« Reply #9 on: October 14, 2012, 11:11:08 PM »
I remember Warren Buffett said once that he was 85% Graham and 15% Phil Fisher. Whenever I seen these purchases like Wells Fargo, Coca Cola, American Express or in this case IBM I can see how some of these purchases are in-line with Fisher's philosophy.
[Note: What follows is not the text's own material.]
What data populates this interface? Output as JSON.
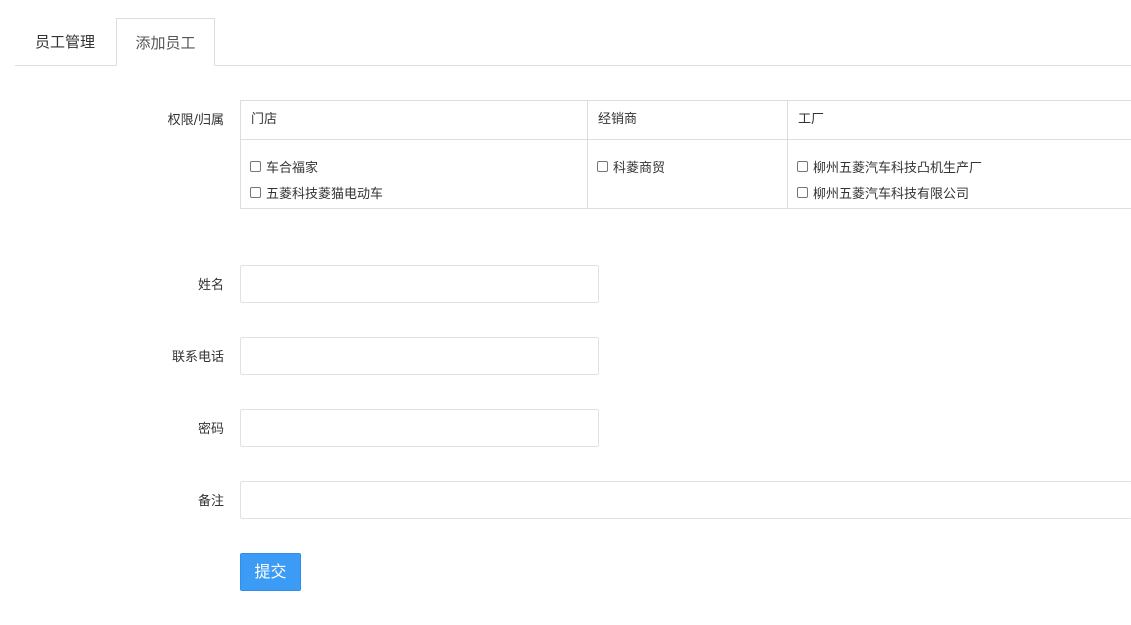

IBM has some very high ROE.... I would buy it too lol.